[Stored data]
........

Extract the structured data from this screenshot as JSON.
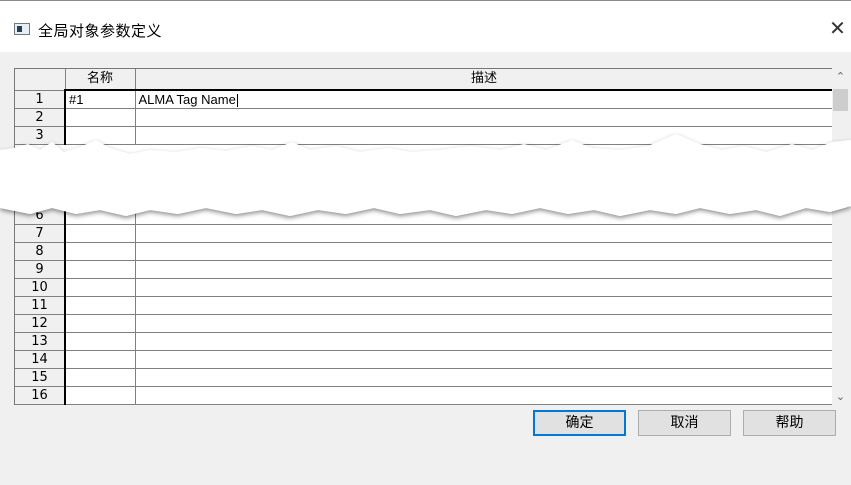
{
  "window": {
    "title": "全局对象参数定义",
    "close_glyph": "✕"
  },
  "grid": {
    "columns": [
      "名称",
      "描述"
    ],
    "rows_top": [
      {
        "num": "1",
        "name": "#1",
        "desc": "ALMA Tag Name"
      },
      {
        "num": "2",
        "name": "",
        "desc": ""
      },
      {
        "num": "3",
        "name": "",
        "desc": ""
      }
    ],
    "rows_bottom": [
      {
        "num": "6",
        "name": "",
        "desc": ""
      },
      {
        "num": "7",
        "name": "",
        "desc": ""
      },
      {
        "num": "8",
        "name": "",
        "desc": ""
      },
      {
        "num": "9",
        "name": "",
        "desc": ""
      },
      {
        "num": "10",
        "name": "",
        "desc": ""
      },
      {
        "num": "11",
        "name": "",
        "desc": ""
      },
      {
        "num": "12",
        "name": "",
        "desc": ""
      },
      {
        "num": "13",
        "name": "",
        "desc": ""
      },
      {
        "num": "14",
        "name": "",
        "desc": ""
      },
      {
        "num": "15",
        "name": "",
        "desc": ""
      },
      {
        "num": "16",
        "name": "",
        "desc": ""
      }
    ]
  },
  "scrollbar": {
    "up_glyph": "⌃",
    "down_glyph": "⌄"
  },
  "buttons": {
    "ok": "确定",
    "cancel": "取消",
    "help": "帮助"
  }
}
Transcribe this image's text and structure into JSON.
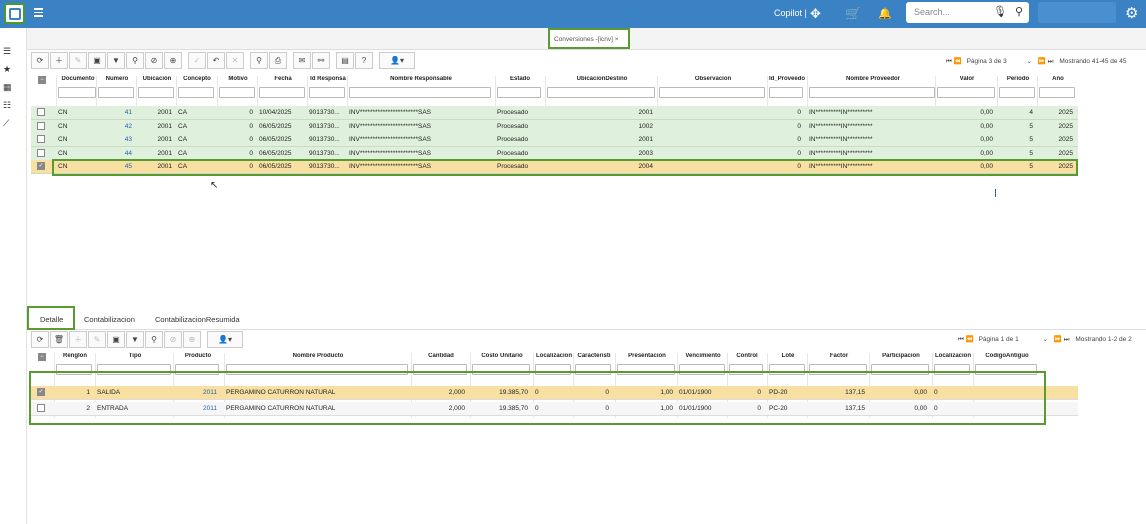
{
  "topbar": {
    "copilot": "Copilot |",
    "search_placeholder": "Search...",
    "colors": {
      "bar": "#3a82c4",
      "selected": "#f8dfa2",
      "green": "#dff0dc"
    }
  },
  "tab": {
    "title": "Conversiones -[icnv]",
    "close": "×"
  },
  "pager_top": {
    "icons": "⏮ ⏪",
    "page": "Página 3 de 3",
    "showing": "Mostrando 41-45 de 45"
  },
  "grid1": {
    "headers": [
      "Documento",
      "Numero",
      "Ubicación",
      "Concepto",
      "Motivo",
      "Fecha",
      "Id Responsa",
      "Nombre Responsable",
      "Estado",
      "UbicacionDestino",
      "Observacion",
      "Id_Proveedo",
      "Nombre Proveedor",
      "Valor",
      "Periodo",
      "Año"
    ],
    "rows": [
      {
        "doc": "CN",
        "num": "41",
        "ubi": "2001",
        "con": "CA",
        "mot": "0",
        "fecha": "10/04/2025",
        "idr": "9013730...",
        "nombre": "INV***********************SAS",
        "estado": "Procesado",
        "dest": "2001",
        "obs": "",
        "idp": "0",
        "prov": "IN**********IN**********",
        "valor": "0,00",
        "per": "4",
        "anio": "2025",
        "checked": false
      },
      {
        "doc": "CN",
        "num": "42",
        "ubi": "2001",
        "con": "CA",
        "mot": "0",
        "fecha": "06/05/2025",
        "idr": "9013730...",
        "nombre": "INV***********************SAS",
        "estado": "Procesado",
        "dest": "1002",
        "obs": "",
        "idp": "0",
        "prov": "IN**********IN**********",
        "valor": "0,00",
        "per": "5",
        "anio": "2025",
        "checked": false
      },
      {
        "doc": "CN",
        "num": "43",
        "ubi": "2001",
        "con": "CA",
        "mot": "0",
        "fecha": "06/05/2025",
        "idr": "9013730...",
        "nombre": "INV***********************SAS",
        "estado": "Procesado",
        "dest": "2001",
        "obs": "",
        "idp": "0",
        "prov": "IN**********IN**********",
        "valor": "0,00",
        "per": "5",
        "anio": "2025",
        "checked": false
      },
      {
        "doc": "CN",
        "num": "44",
        "ubi": "2001",
        "con": "CA",
        "mot": "0",
        "fecha": "06/05/2025",
        "idr": "9013730...",
        "nombre": "INV***********************SAS",
        "estado": "Procesado",
        "dest": "2003",
        "obs": "",
        "idp": "0",
        "prov": "IN**********IN**********",
        "valor": "0,00",
        "per": "5",
        "anio": "2025",
        "checked": false
      },
      {
        "doc": "CN",
        "num": "45",
        "ubi": "2001",
        "con": "CA",
        "mot": "0",
        "fecha": "06/05/2025",
        "idr": "9013730...",
        "nombre": "INV***********************SAS",
        "estado": "Procesado",
        "dest": "2004",
        "obs": "",
        "idp": "0",
        "prov": "IN**********IN**********",
        "valor": "0,00",
        "per": "5",
        "anio": "2025",
        "checked": true
      }
    ]
  },
  "subtabs": [
    "Detalle",
    "Contabilizacion",
    "ContabilizacionResumida"
  ],
  "pager_bottom": {
    "icons": "⏮ ⏪",
    "page": "Página 1 de 1",
    "showing": "Mostrando 1-2 de 2"
  },
  "grid2": {
    "headers": [
      "Renglon",
      "Tipo",
      "Producto",
      "Nombre Producto",
      "Cantidad",
      "Costo Unitario",
      "Localizacion",
      "Caracteristi",
      "Presentacion",
      "Vencimiento",
      "Control",
      "Lote",
      "Factor",
      "Participacion",
      "Localizacion",
      "CodigoAntiguo"
    ],
    "rows": [
      {
        "ren": "1",
        "tipo": "SALIDA",
        "prod": "2011",
        "nombre": "PERGAMINO CATURRON NATURAL",
        "cant": "2,000",
        "costo": "19.385,70",
        "loc": "0",
        "car": "0",
        "pres": "1,00",
        "venc": "01/01/1900",
        "ctrl": "0",
        "lote": "PD-20",
        "factor": "137,15",
        "part": "0,00",
        "loc2": "0",
        "checked": true
      },
      {
        "ren": "2",
        "tipo": "ENTRADA",
        "prod": "2011",
        "nombre": "PERGAMINO CATURRON NATURAL",
        "cant": "2,000",
        "costo": "19.385,70",
        "loc": "0",
        "car": "0",
        "pres": "1,00",
        "venc": "01/01/1900",
        "ctrl": "0",
        "lote": "PC-20",
        "factor": "137,15",
        "part": "0,00",
        "loc2": "0",
        "checked": false
      }
    ]
  }
}
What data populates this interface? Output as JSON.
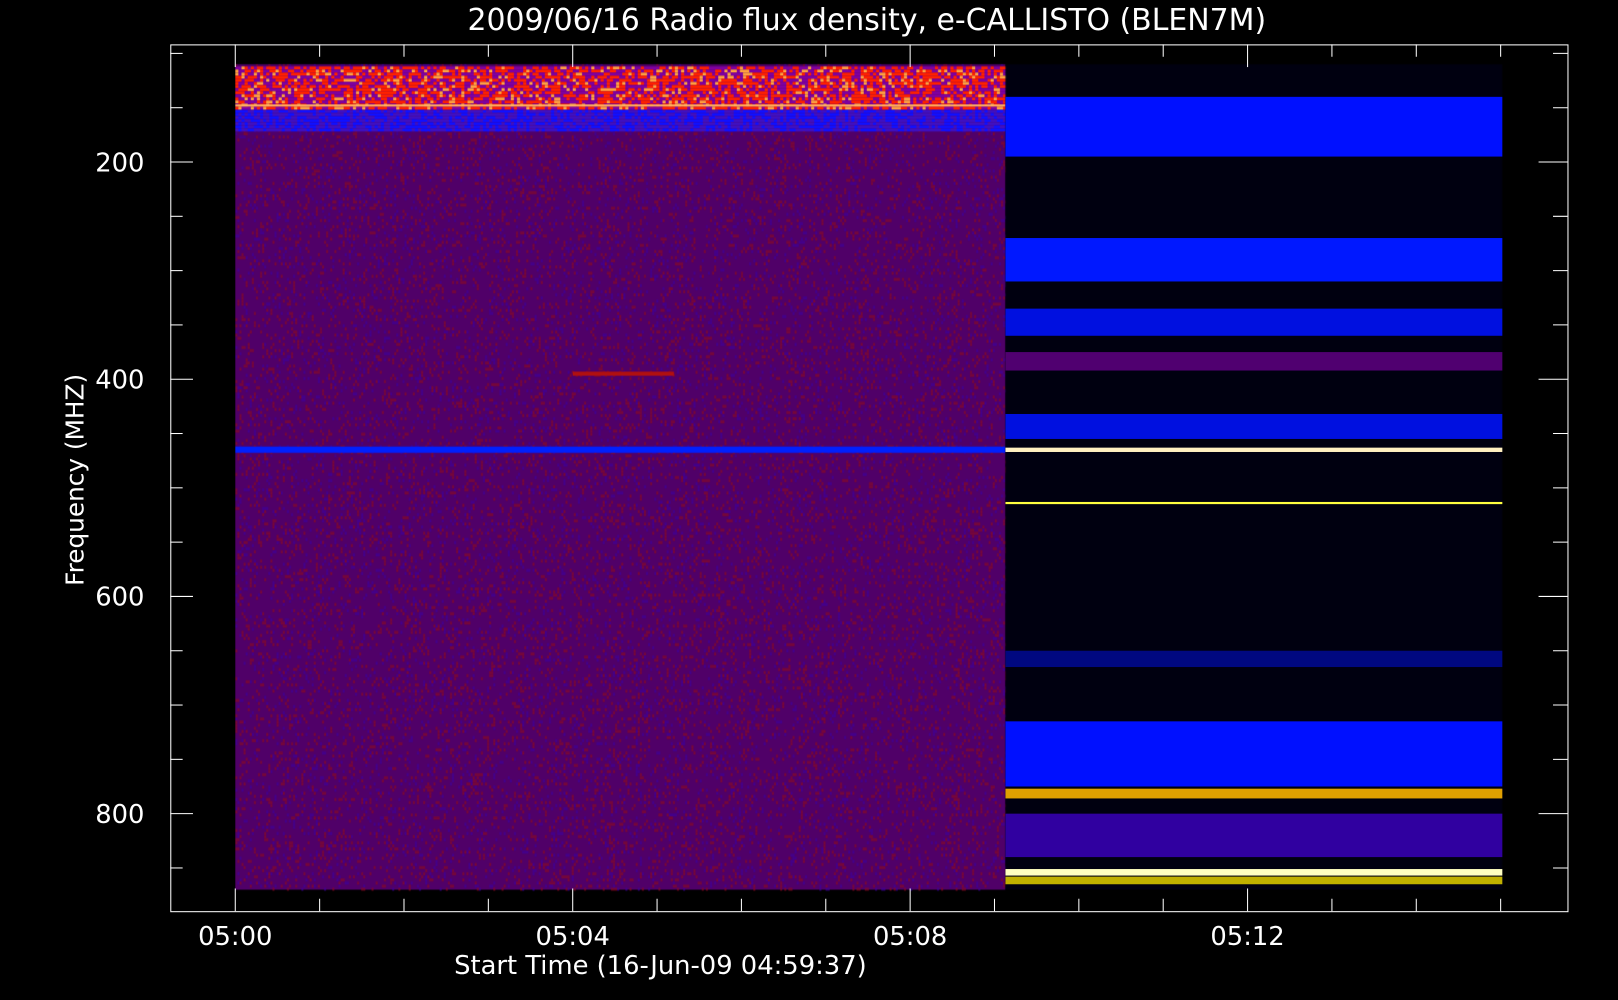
{
  "chart_data": {
    "type": "heatmap",
    "title": "2009/06/16  Radio flux density, e-CALLISTO (BLEN7M)",
    "xlabel": "Start Time (16-Jun-09 04:59:37)",
    "ylabel": "Frequency (MHZ)",
    "x_ticks": [
      "05:00",
      "05:04",
      "05:08",
      "05:12"
    ],
    "x_tick_minutes": [
      0,
      4,
      8,
      12
    ],
    "y_ticks": [
      "200",
      "400",
      "600",
      "800"
    ],
    "y_tick_values": [
      200,
      400,
      600,
      800
    ],
    "xlim_minutes": [
      -0.77,
      15.8
    ],
    "ylim_mhz": [
      890,
      92
    ],
    "data_extent": {
      "observed_end_minute": 9.13,
      "background_end_minute": 15.02,
      "freq_min": 110,
      "freq_max": 870
    },
    "features": [
      {
        "label": "RFI band",
        "freq_range": [
          115,
          165
        ],
        "color": "#ff3000"
      },
      {
        "label": "interference line",
        "freq": 465,
        "color": "#0020ff"
      },
      {
        "label": "burst",
        "freq": 395,
        "minute_range": [
          4.0,
          5.2
        ],
        "color": "#b01010"
      }
    ],
    "background_bands": [
      {
        "freq_range": [
          140,
          195
        ],
        "color": "#0010ff"
      },
      {
        "freq_range": [
          270,
          310
        ],
        "color": "#0018ff"
      },
      {
        "freq_range": [
          335,
          360
        ],
        "color": "#0010e0"
      },
      {
        "freq_range": [
          375,
          392
        ],
        "color": "#500070"
      },
      {
        "freq_range": [
          432,
          455
        ],
        "color": "#0010e0"
      },
      {
        "freq_range": [
          463,
          467
        ],
        "color": "#fff0c0"
      },
      {
        "freq_range": [
          513,
          515
        ],
        "color": "#ffff40"
      },
      {
        "freq_range": [
          650,
          665
        ],
        "color": "#000880"
      },
      {
        "freq_range": [
          715,
          775
        ],
        "color": "#0010ff"
      },
      {
        "freq_range": [
          777,
          786
        ],
        "color": "#e0a000"
      },
      {
        "freq_range": [
          800,
          840
        ],
        "color": "#3000a0"
      },
      {
        "freq_range": [
          851,
          857
        ],
        "color": "#ffffc0"
      },
      {
        "freq_range": [
          858,
          865
        ],
        "color": "#c0b000"
      }
    ]
  }
}
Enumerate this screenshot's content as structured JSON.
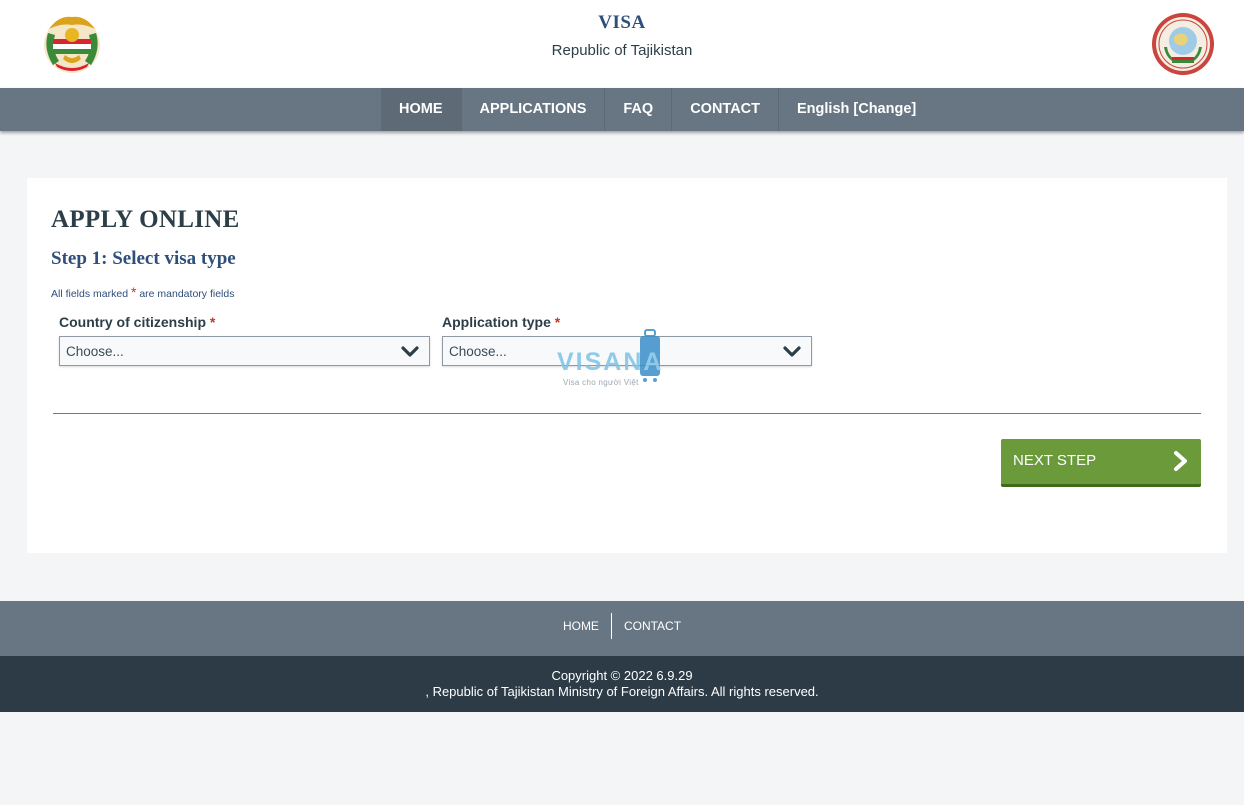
{
  "header": {
    "title": "VISA",
    "subtitle": "Republic of Tajikistan",
    "left_emblem_icon": "state-emblem-icon",
    "right_emblem_icon": "ministry-seal-icon"
  },
  "nav": {
    "items": [
      {
        "label": "HOME"
      },
      {
        "label": "APPLICATIONS"
      },
      {
        "label": "FAQ"
      },
      {
        "label": "CONTACT"
      },
      {
        "label": "English [Change]"
      }
    ]
  },
  "form": {
    "title": "APPLY ONLINE",
    "step": "Step 1: Select visa type",
    "mandatory_prefix": "All fields marked",
    "mandatory_star": "*",
    "mandatory_suffix": "are mandatory fields",
    "country": {
      "label": "Country of citizenship",
      "value": "Choose..."
    },
    "app_type": {
      "label": "Application type",
      "value": "Choose..."
    },
    "next_label": "NEXT STEP"
  },
  "watermark": {
    "text": "VISANA",
    "tagline": "Visa cho người Việt"
  },
  "footer": {
    "links": [
      {
        "label": "HOME"
      },
      {
        "label": "CONTACT"
      }
    ],
    "copyright": "Copyright © 2022  6.9.29",
    "rights": ", Republic of Tajikistan Ministry of Foreign Affairs. All rights reserved."
  },
  "colors": {
    "nav": "#687683",
    "footer_dark": "#2c3b45",
    "accent_green": "#6a9a3a",
    "title_blue": "#2e4f7a",
    "required_red": "#c0392b"
  }
}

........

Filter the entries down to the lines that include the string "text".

_RESPONSE TO THE TASK_.
Transcribe this image's text and structure into JSON.
    "text": "VISANA",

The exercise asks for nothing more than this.